*WHAT IS NEEDED:*
Once you find a line containing the word "name" in the entries below, copy it.

*Page and application data records:*

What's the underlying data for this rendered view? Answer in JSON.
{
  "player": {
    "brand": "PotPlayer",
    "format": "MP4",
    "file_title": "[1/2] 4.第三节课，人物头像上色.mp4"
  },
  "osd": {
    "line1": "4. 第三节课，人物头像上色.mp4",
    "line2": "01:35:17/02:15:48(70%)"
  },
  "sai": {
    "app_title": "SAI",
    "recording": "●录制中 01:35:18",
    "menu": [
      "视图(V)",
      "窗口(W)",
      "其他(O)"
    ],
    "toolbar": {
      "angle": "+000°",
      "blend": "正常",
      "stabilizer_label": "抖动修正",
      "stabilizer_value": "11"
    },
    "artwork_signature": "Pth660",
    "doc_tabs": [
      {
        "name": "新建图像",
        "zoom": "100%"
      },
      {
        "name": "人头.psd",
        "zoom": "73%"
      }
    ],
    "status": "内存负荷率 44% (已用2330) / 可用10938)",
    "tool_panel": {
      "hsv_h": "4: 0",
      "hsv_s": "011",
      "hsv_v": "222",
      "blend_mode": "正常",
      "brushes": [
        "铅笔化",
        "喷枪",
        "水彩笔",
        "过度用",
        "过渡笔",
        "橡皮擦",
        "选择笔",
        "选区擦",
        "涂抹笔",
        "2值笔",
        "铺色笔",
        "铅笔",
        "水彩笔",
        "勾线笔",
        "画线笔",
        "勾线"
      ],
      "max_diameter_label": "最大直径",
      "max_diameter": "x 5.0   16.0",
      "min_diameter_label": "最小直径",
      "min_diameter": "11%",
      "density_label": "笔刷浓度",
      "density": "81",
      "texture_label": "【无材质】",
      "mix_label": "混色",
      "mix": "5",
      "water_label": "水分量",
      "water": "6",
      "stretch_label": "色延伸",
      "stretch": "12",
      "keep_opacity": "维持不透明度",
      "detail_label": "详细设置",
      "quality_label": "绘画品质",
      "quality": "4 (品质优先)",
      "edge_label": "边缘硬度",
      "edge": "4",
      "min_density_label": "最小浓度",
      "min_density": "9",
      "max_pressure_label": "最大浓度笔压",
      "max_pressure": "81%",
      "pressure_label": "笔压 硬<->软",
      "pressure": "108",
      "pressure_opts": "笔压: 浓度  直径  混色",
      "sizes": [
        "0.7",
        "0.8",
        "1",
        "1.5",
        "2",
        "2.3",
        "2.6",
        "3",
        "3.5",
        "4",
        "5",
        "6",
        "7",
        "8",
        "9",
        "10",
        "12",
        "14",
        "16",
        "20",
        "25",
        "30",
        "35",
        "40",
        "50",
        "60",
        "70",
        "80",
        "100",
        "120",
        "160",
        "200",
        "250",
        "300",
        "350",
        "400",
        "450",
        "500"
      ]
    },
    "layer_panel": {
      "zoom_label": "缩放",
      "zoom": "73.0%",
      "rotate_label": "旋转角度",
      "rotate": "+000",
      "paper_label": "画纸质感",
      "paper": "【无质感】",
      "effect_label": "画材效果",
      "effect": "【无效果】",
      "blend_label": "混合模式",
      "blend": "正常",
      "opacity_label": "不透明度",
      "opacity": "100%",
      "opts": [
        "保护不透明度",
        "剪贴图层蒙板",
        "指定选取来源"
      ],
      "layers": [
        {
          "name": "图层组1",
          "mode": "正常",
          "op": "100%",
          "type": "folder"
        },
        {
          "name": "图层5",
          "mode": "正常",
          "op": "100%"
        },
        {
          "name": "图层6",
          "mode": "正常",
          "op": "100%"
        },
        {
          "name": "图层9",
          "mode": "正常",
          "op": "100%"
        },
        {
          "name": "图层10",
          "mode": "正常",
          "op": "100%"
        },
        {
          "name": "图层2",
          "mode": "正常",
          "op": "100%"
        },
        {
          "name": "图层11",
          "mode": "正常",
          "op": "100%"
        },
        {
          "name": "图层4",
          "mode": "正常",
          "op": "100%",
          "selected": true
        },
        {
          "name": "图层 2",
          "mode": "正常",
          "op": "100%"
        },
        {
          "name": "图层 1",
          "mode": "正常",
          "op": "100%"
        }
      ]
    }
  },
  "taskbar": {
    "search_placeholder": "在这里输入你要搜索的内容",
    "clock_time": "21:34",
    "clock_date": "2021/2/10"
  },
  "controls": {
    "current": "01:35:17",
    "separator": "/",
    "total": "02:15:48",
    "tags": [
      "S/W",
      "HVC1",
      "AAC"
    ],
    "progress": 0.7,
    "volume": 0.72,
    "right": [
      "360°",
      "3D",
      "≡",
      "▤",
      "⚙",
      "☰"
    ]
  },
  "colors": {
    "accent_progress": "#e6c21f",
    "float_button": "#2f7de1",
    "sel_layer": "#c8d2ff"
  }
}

*RESULT:*
        "name": "新建图像",
        "name": "人头.psd",
          "name": "图层组1",
          "name": "图层5",
          "name": "图层6",
          "name": "图层9",
          "name": "图层10",
          "name": "图层2",
          "name": "图层11",
          "name": "图层4",
          "name": "图层 2",
          "name": "图层 1",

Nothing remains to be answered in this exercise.